In the story, Mother Tongue, Amy Tan, the author, highlights the problems that children raised by immigrant parents go through as they grow. Having born just a few years after her parents settled in California from China, Tan grew in an environment where spoken English was different from the conventional version of the same language. Learning English for immigrants, especially those coming from nations where the language is not taught in public schools like China, is almost a challenging task.
Eventually, these immigrants end up speaking some form of ‘simple’ or ‘broken’ English, which in turn affects their children’s linguistic development. Tan’s article presents a problem, viz. the challenges that children, which are born of immigrant parents, undergo in the process of learning the English language. This paper also gives the solution that Tan offers for such problems. In addition, the paper gives the perceptions that children develop towards themselves and those speaking the ‘broken’ English.

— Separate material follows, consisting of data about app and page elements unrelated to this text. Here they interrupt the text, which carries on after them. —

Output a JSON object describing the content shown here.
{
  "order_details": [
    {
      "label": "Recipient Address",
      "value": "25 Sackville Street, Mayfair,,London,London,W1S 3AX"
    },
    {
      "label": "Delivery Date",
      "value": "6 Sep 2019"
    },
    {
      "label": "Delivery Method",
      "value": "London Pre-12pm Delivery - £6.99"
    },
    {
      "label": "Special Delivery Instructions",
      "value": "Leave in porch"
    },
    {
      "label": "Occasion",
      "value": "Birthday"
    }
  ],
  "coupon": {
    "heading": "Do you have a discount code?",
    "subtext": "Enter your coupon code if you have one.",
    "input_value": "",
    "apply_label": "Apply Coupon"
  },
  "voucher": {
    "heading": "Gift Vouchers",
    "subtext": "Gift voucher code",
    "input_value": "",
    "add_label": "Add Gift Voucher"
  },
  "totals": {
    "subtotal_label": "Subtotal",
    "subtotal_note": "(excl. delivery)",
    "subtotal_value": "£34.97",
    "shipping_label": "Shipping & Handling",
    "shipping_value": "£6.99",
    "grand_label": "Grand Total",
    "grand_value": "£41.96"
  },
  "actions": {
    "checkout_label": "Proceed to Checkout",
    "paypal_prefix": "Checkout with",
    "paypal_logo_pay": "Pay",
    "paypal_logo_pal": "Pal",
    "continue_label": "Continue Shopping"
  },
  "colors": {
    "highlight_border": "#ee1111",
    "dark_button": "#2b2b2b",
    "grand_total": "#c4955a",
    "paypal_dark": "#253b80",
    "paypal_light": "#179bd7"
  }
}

As children grow under the care of immigrant parents who cannot speak proper English, they end up affecting their linguistic development. Tan posits, “…the language spoken in the family, especially in immigrant families, which are more insular, plays a large role in shaping the language of the child” (509). Tan arrives at this conclusion from experience.

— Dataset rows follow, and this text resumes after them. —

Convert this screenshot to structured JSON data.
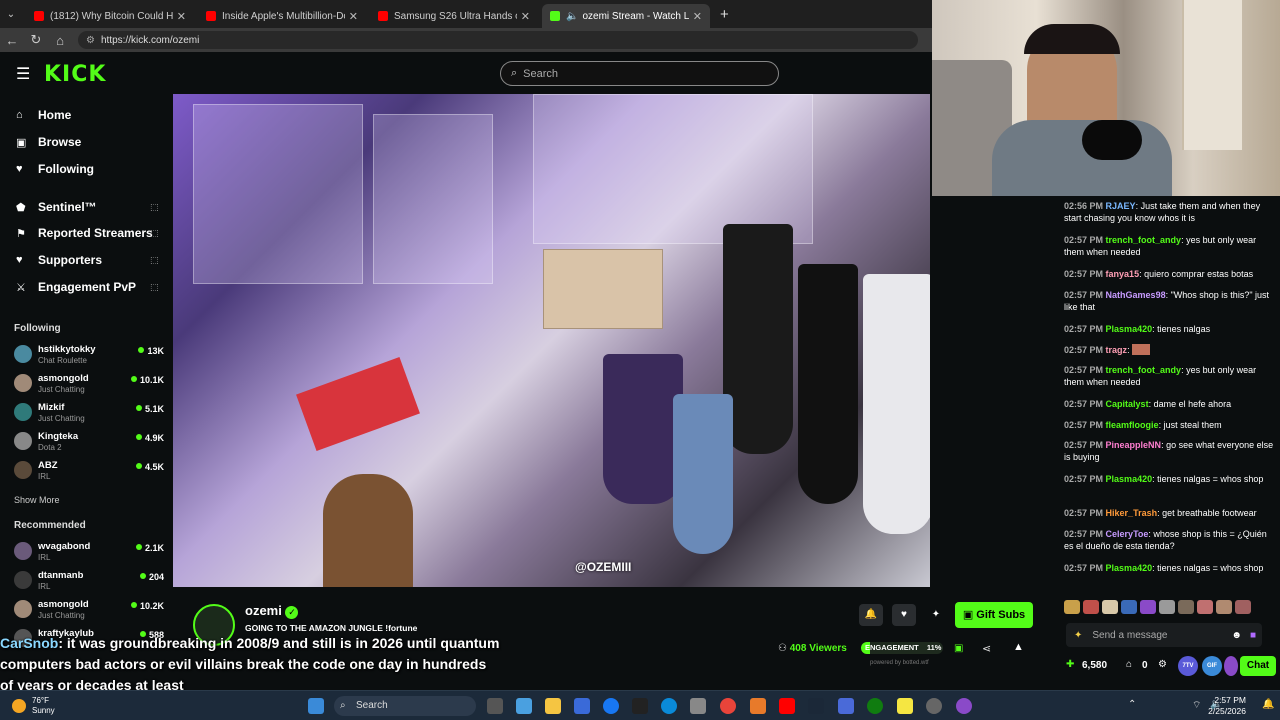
{
  "browser": {
    "tabs": [
      {
        "title": "(1812) Why Bitcoin Could Hit $0 -",
        "active": false,
        "color": "#ff0000"
      },
      {
        "title": "Inside Apple's Multibillion-Dollar F",
        "active": false,
        "color": "#ff0000"
      },
      {
        "title": "Samsung S26 Ultra Hands on - Th",
        "active": false,
        "color": "#ff0000"
      },
      {
        "title": "ozemi Stream - Watch Live o",
        "active": true,
        "color": "#53fc18"
      }
    ],
    "new_tab": "+",
    "url": "https://kick.com/ozemi"
  },
  "site": {
    "logo": "KICK",
    "search_placeholder": "Search",
    "accent": "#53fc18"
  },
  "sidebar": {
    "nav": [
      {
        "label": "Home",
        "icon": "home-icon"
      },
      {
        "label": "Browse",
        "icon": "browse-icon"
      },
      {
        "label": "Following",
        "icon": "heart-icon"
      }
    ],
    "tools": [
      {
        "label": "Sentinel™",
        "icon": "shield-icon"
      },
      {
        "label": "Reported Streamers",
        "icon": "flag-icon"
      },
      {
        "label": "Supporters",
        "icon": "heart-icon"
      },
      {
        "label": "Engagement PvP",
        "icon": "swords-icon"
      }
    ],
    "following_title": "Following",
    "following": [
      {
        "name": "hstikkytokky",
        "category": "Chat Roulette",
        "viewers": "13K"
      },
      {
        "name": "asmongold",
        "category": "Just Chatting",
        "viewers": "10.1K"
      },
      {
        "name": "Mizkif",
        "category": "Just Chatting",
        "viewers": "5.1K"
      },
      {
        "name": "Kingteka",
        "category": "Dota 2",
        "viewers": "4.9K"
      },
      {
        "name": "ABZ",
        "category": "IRL",
        "viewers": "4.5K"
      }
    ],
    "show_more": "Show More",
    "recommended_title": "Recommended",
    "recommended": [
      {
        "name": "wvagabond",
        "category": "IRL",
        "viewers": "2.1K"
      },
      {
        "name": "dtanmanb",
        "category": "IRL",
        "viewers": "204"
      },
      {
        "name": "asmongold",
        "category": "Just Chatting",
        "viewers": "10.2K"
      },
      {
        "name": "kraftykaylub",
        "category": "",
        "viewers": "588"
      }
    ]
  },
  "video": {
    "watermark": "@OZEMIII"
  },
  "stream": {
    "name": "ozemi",
    "title": "GOING TO THE AMAZON JUNGLE !fortune",
    "viewers": "408 Viewers",
    "engagement_label": "ENGAGEMENT",
    "engagement_value": "11%",
    "engagement_fraction": 0.11,
    "powered_by": "powered by botted.wtf",
    "gift_label": "Gift Subs"
  },
  "chat": {
    "messages": [
      {
        "time": "02:56 PM",
        "user": "RJAEY",
        "color": "#7ab8ff",
        "text": "Just take them and when they start chasing you know whos it is"
      },
      {
        "time": "02:57 PM",
        "user": "trench_foot_andy",
        "color": "#53fc18",
        "text": "yes but only wear them when needed"
      },
      {
        "time": "02:57 PM",
        "user": "fanya15",
        "color": "#ff9fb5",
        "text": "quiero comprar estas botas"
      },
      {
        "time": "02:57 PM",
        "user": "NathGames98",
        "color": "#c79bff",
        "text": "\"Whos shop is this?\" just like that"
      },
      {
        "time": "02:57 PM",
        "user": "Plasma420",
        "color": "#53fc18",
        "text": "tienes nalgas"
      },
      {
        "time": "02:57 PM",
        "user": "tragz",
        "color": "#ff9fb5",
        "text": ""
      },
      {
        "time": "02:57 PM",
        "user": "trench_foot_andy",
        "color": "#53fc18",
        "text": "yes but only wear them when needed"
      },
      {
        "time": "02:57 PM",
        "user": "Capitalyst",
        "color": "#53fc18",
        "text": "dame el hefe ahora"
      },
      {
        "time": "02:57 PM",
        "user": "fleamfloogie",
        "color": "#53fc18",
        "text": "just steal them"
      },
      {
        "time": "02:57 PM",
        "user": "PineappleNN",
        "color": "#ff7fd0",
        "text": "go see what everyone else is buying"
      },
      {
        "time": "02:57 PM",
        "user": "Plasma420",
        "color": "#53fc18",
        "text": "tienes nalgas = whos shop"
      },
      {
        "time": "02:57 PM",
        "user": "Hiker_Trash",
        "color": "#ff9a3a",
        "text": "get breathable footwear"
      },
      {
        "time": "02:57 PM",
        "user": "CeleryToe",
        "color": "#c79bff",
        "text": "whose shop is this = ¿Quién es el dueño de esta tienda?"
      },
      {
        "time": "02:57 PM",
        "user": "Plasma420",
        "color": "#53fc18",
        "text": "tienes nalgas = whos shop"
      }
    ],
    "input_placeholder": "Send a message",
    "points": "6,580",
    "count": "0",
    "chat_button": "Chat"
  },
  "overlay": {
    "user": "CarSnob",
    "text": ": it was groundbreaking in 2008/9 and still is in 2026 until quantum computers bad actors or evil villains break the code one day in hundreds of years or decades at least"
  },
  "taskbar": {
    "temp": "76°F",
    "weather": "Sunny",
    "search": "Search",
    "time": "2:57 PM",
    "date": "2/25/2026"
  }
}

She admits that her mother’s version of the English language affected her performance in school in areas like IQ tests, the SAT, and achievement tests. These areas require an individual to have strong grounding on the English language by understanding its different constituents in sentence construction and other grammar elements.
This problem explains why Tan scored higher marks in mathematics and science as compared to English. This challenge is common amongst students of Asian origin studying in American schools. Tan argues that the majority of these students end up taking engineering as opposed to English courses.

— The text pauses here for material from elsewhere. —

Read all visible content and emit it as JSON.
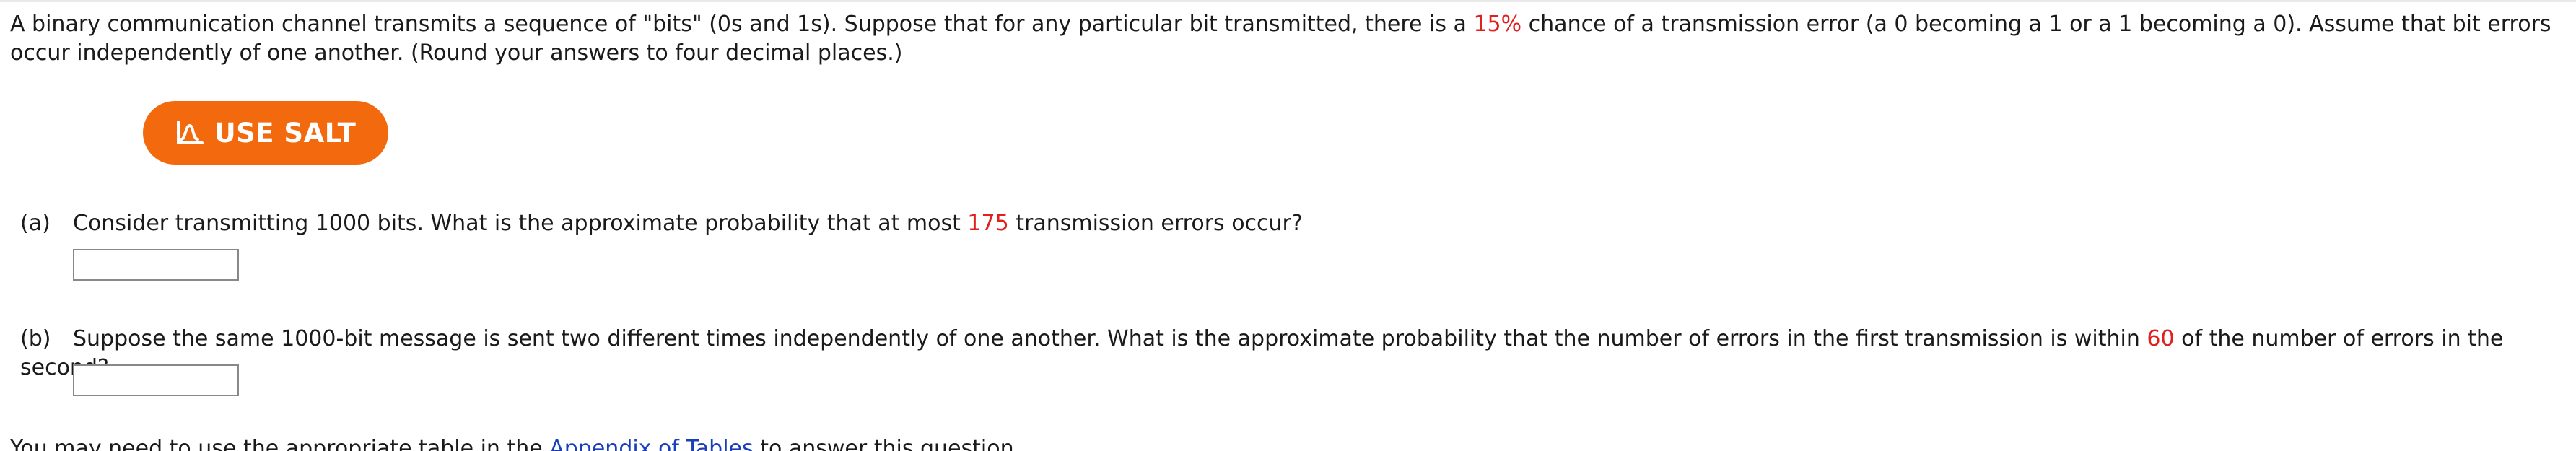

Undeniably, the version of the English language spoken in the homes of these students is broken or limited. Therefore, they cannot understand the basics of the proper English language, and thus they opt to study engineering because it deals with concepts that do not require prowess in grammar.
Unfortunately, the challenge transcends home setting, and it spills over to education institutions, which compounds the Asian students’ challenges in American schools. Some tutors are not convinced of these students’ capability to perform excellently in English. However, instead of encouraging them to improve their skills, the teachers simply say it to the students’ faces.
Therefore, the teachers push the students into engineering courses, albeit indirectly. In addition, the Native American society thinks the same concerning these students’ English capabilities.
For instance, Tan recounts a case where her boss noted that perhaps one of the worst decisions she had made was to pursue writing because her skills in that area were horrifying. On the contrary, the boss felt that Tan should probably pursue accounting. These stereotypes hurt students of Asian origin studying in the United States. Therefore, they end up shunning English courses to pursue science and mathematics.
Another problem of having ‘limited’ English in their homes for students of Asian origin is the issue of perception. Mostly, these students have self-limiting perspectives. Tan posits, “…everything is limited, including people’s perceptions of the limited English speaker” (508). Tan believed that her mother’s thoughts were limited because whatever she had to say was incoherent and imperfect. This perception elicited feelings of shame in Tan towards her mother.
However, Tan’s feelings towards her mother were not simply abstract or unfounded. People surrounding her mother confirmed these feelings because they never took her seriously, no matter what she said. Apparently, Tan’s mother was also ashamed of her shortcomings, which explains why, at times, she had to use her daughter to communicate in her position. Conventionally, children look to their parents for inspiration.
However, if children cannot find such motivation and inspiration from their parents, they end up developing self-limiting perceptions, which might affect their future lives. Therefore, the pertinent question is what should be done in a bid to counter such shortcomings that are associated with students of Asian origin studying in the United States. Even though Tan does not give a direct answer to this question, students facing these challenges should follow her example.
Perhaps students of Asian origin studying in the United States should become rebellious. Tan notes, “Fortunately, I happen to be rebellious in nature and enjoy the challenge of disproving assumptions made about me” (510). Therefore, the solution for these challenges lies in disapproving the stereotype that immigrants speak broken English, and they cannot excel in the language.
Just like Tan, students facing this predicament should strive to rise above the baseless stereotypes and believe in their capabilities to become what they want. The mind can be trained to familiarise themselves with anything, and thus such students need to understand this principle and endeavor to achieve their goal of excelling in the English language. Tan is a living example that individuals of Asian origin can excel in studying and pursuing a career in the English language.
Tan, Amy. “Mother tongue.” A Writer’s reader. Eds. Donald Hall and Donald Emblem. New York: Longman, 2001. 506-510. Print.